Women in research: Eva Arnspang Christensen
On the occasion of the International Women’s Day on 8 March, please meet some of our women researchers from SDU and learn their perspectives on being a woman in research.
Eva Arnspang Christensen
Eva, email@example.com, is an Associate Professor and Head of Research at SDU Biotechnology, the Department of Green Technology (IGT). Among other things, Eva does research in proteins in mammalian cells. She does research in cancer, progeria, diabetes, nanoplastics, cardiovascular diseases and artificial blood vessels.
There is a general notion that the research world is dominated by men. Do you accept this notion? And how have you yourself managed to build a career in a ‘man’s world’?
Yes, technical and scientific research is rather male dominated. Most of my colleagues are men, and all my management colleagues are men.
I have a lot of nice colleagues and good friendships at the university, and I don't think about being a woman when we talk about research and results.

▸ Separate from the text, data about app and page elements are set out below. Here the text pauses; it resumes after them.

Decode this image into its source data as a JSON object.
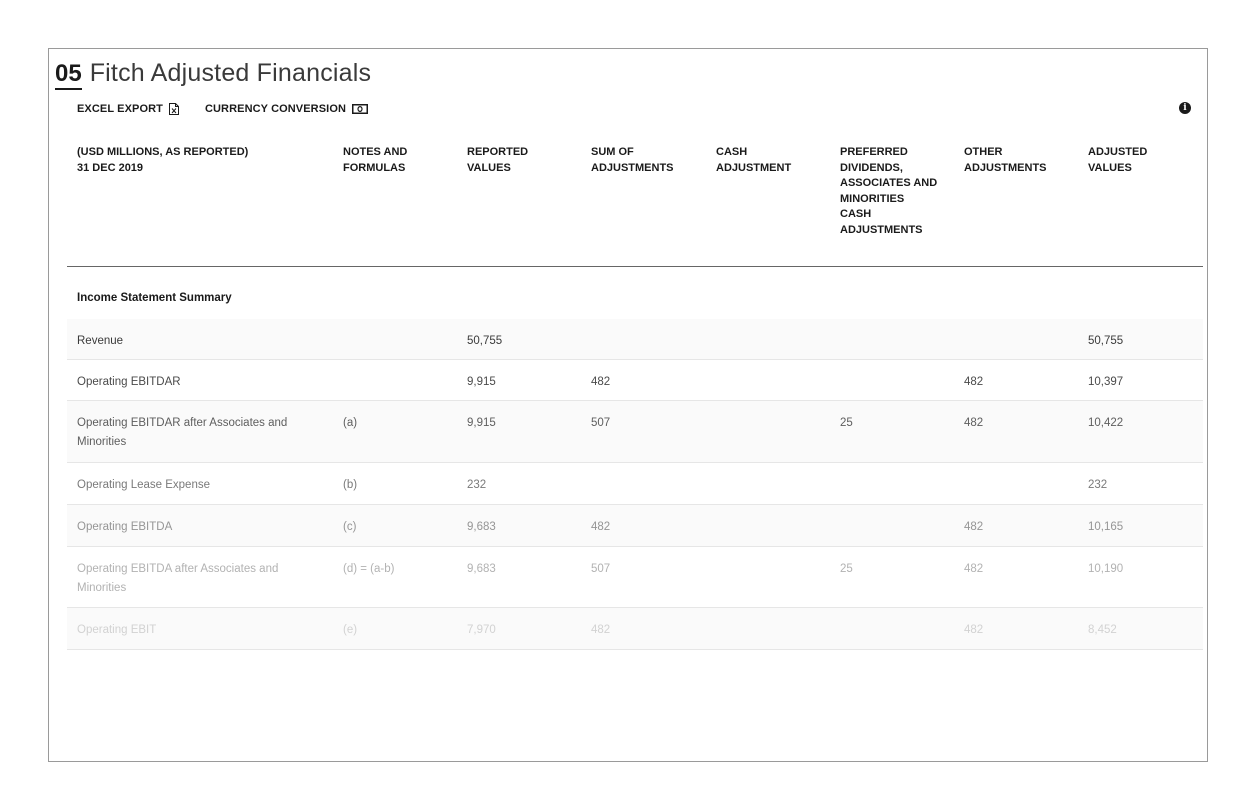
{
  "section": {
    "number": "05",
    "title": "Fitch Adjusted Financials"
  },
  "toolbar": {
    "excel_export": "EXCEL EXPORT",
    "currency_conversion": "CURRENCY CONVERSION"
  },
  "table": {
    "header_lines": {
      "col0": [
        "(USD MILLIONS, AS REPORTED)",
        "31 DEC 2019"
      ],
      "col1": [
        "NOTES AND",
        "FORMULAS"
      ],
      "col2": [
        "REPORTED",
        "VALUES"
      ],
      "col3": [
        "SUM OF",
        "ADJUSTMENTS"
      ],
      "col4": [
        "CASH",
        "ADJUSTMENT"
      ],
      "col5": [
        "PREFERRED",
        "DIVIDENDS,",
        "ASSOCIATES AND",
        "MINORITIES",
        "CASH",
        "ADJUSTMENTS"
      ],
      "col6": [
        "OTHER",
        "ADJUSTMENTS"
      ],
      "col7": [
        "ADJUSTED",
        "VALUES"
      ]
    },
    "section_label": "Income Statement Summary",
    "rows": [
      {
        "label": "Revenue",
        "note": "",
        "reported": "50,755",
        "sum_adj": "",
        "cash_adj": "",
        "pref_adj": "",
        "other_adj": "",
        "adjusted": "50,755"
      },
      {
        "label": "Operating EBITDAR",
        "note": "",
        "reported": "9,915",
        "sum_adj": "482",
        "cash_adj": "",
        "pref_adj": "",
        "other_adj": "482",
        "adjusted": "10,397"
      },
      {
        "label": "Operating EBITDAR after Associates and Minorities",
        "note": "(a)",
        "reported": "9,915",
        "sum_adj": "507",
        "cash_adj": "",
        "pref_adj": "25",
        "other_adj": "482",
        "adjusted": "10,422"
      },
      {
        "label": "Operating Lease Expense",
        "note": "(b)",
        "reported": "232",
        "sum_adj": "",
        "cash_adj": "",
        "pref_adj": "",
        "other_adj": "",
        "adjusted": "232"
      },
      {
        "label": "Operating EBITDA",
        "note": "(c)",
        "reported": "9,683",
        "sum_adj": "482",
        "cash_adj": "",
        "pref_adj": "",
        "other_adj": "482",
        "adjusted": "10,165"
      },
      {
        "label": "Operating EBITDA after Associates and Minorities",
        "note": "(d) = (a-b)",
        "reported": "9,683",
        "sum_adj": "507",
        "cash_adj": "",
        "pref_adj": "25",
        "other_adj": "482",
        "adjusted": "10,190"
      },
      {
        "label": "Operating EBIT",
        "note": "(e)",
        "reported": "7,970",
        "sum_adj": "482",
        "cash_adj": "",
        "pref_adj": "",
        "other_adj": "482",
        "adjusted": "8,452"
      }
    ],
    "row_text_colors": [
      "#3a3a3a",
      "#4a4a4a",
      "#5e5e5e",
      "#7a7a7a",
      "#959595",
      "#b2b2b2",
      "#d2d2d2"
    ]
  }
}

I have a lot of nice colleagues and good friendships at the university, and I don't think about being a woman when we talk about research and results. I have had absolutely amazing managers, and because of them I haven’t had to think about the fact that I’m a woman in my employment; focus has always been on my achievements. I have received a lot of praise and have turned to good and skilled role models along the way.
Who are your biggest role models? Do you have someone you take example from?I have been lucky enough to have amazing mentors. I have turned to them after meetings or during lunch breaks at conferences, and they have given me some good advice on how to manage in the research community. They have been both men and women. Men are good at seeing clearly, making a good decision and sticking to it. The women have given me good advice regarding male colleagues and patterns in academia. If I should mention one role model by name, it would be my Postdoc Supervisor Jennifer Lippincott-Schwartz. She works at the Janelia Research Campus and is the perfect mixture of fearless, clever and sweet. She has an absolutely fantastic career that only few dare to dream of.
What do you dream of achieving with your research?
I hope to make a difference in the technical part of medical research. I would like to help develop therapeutic treatments. I am currently considering writing applications for research into two new children’s diseases: The aim is that with technical research it will be possible to revolutionise treatment options for terrible diseases that affect children.